Do you call the dispatcher if you’ve lost a customer’s address? Who do you call if a customer isn’t home? Right off the bat, you should make sure you get clear direction on how your entire team expects you to communicate with them. And if it’s still unclear, you can begin to build a routine for yourself.
Establish preferred methods of communication with all of the people who contribute to your day-to-day work and maintain that consistency, so nothing slips through the cracks.
But at the end of the day, it's really up to the owner or general manager to implement the appropriate policies and a high-quality, high-efficiency structure that will encourage transparent and consistent communication.
One great solution for streamlining all communication is ServiceTitan, which enables SMS texting between office staff and techs and syncs all communication to its cloud-based software.

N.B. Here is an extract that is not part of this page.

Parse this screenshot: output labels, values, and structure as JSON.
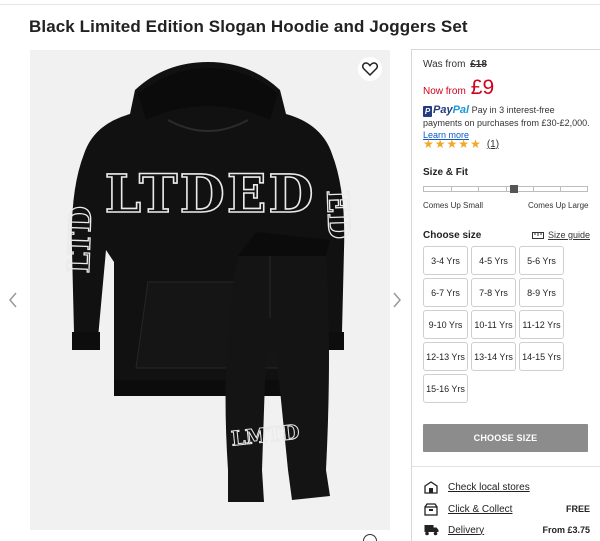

8. Clean up.
And we are not talking about just the money. But seriously, no one wants to deal with a technician who is sifting through a disorganized truck, leaving mud tracks on the carpet, or looks like they haven’t showered in a while.
How you care for yourself is representative of how customers expect you to take care of the job. Keep yourself well-groomed and presentable, even if that means keeping a spare, clean uniform neatly folded in the back of your truck. Always take measures to prevent any mess that may occur—whether that means wearing boot covers or using a tarp in your work area. Before leaving a job site, take extra measures to make sure everything is cleaned and put back to where it was before you arrived.
Lastly, never get caught with a messy truck or van. Some companies have such a hard time getting technicians to clean up their vans that they have created competitions or incentives out of it. It’ll be a sure-fire way to impress the boss.
Good luck, and congratulations!
With these trusty tips in tow, you’ll be sure to make quite an impression on your team. As much as being a technician can be demanding, it is a rewarding profession. Haven’t started your career path as a technician yet? Now is the best time to get into the trades.
ServiceTitan HVAC Software
ServiceTitan is a comprehensive HVAC business software solution built specifically to help service companies streamline their operations, boost revenue, and achieve growth. Our award-winning, cloud-based platform is trusted by more than 100,000+ contractors across the country.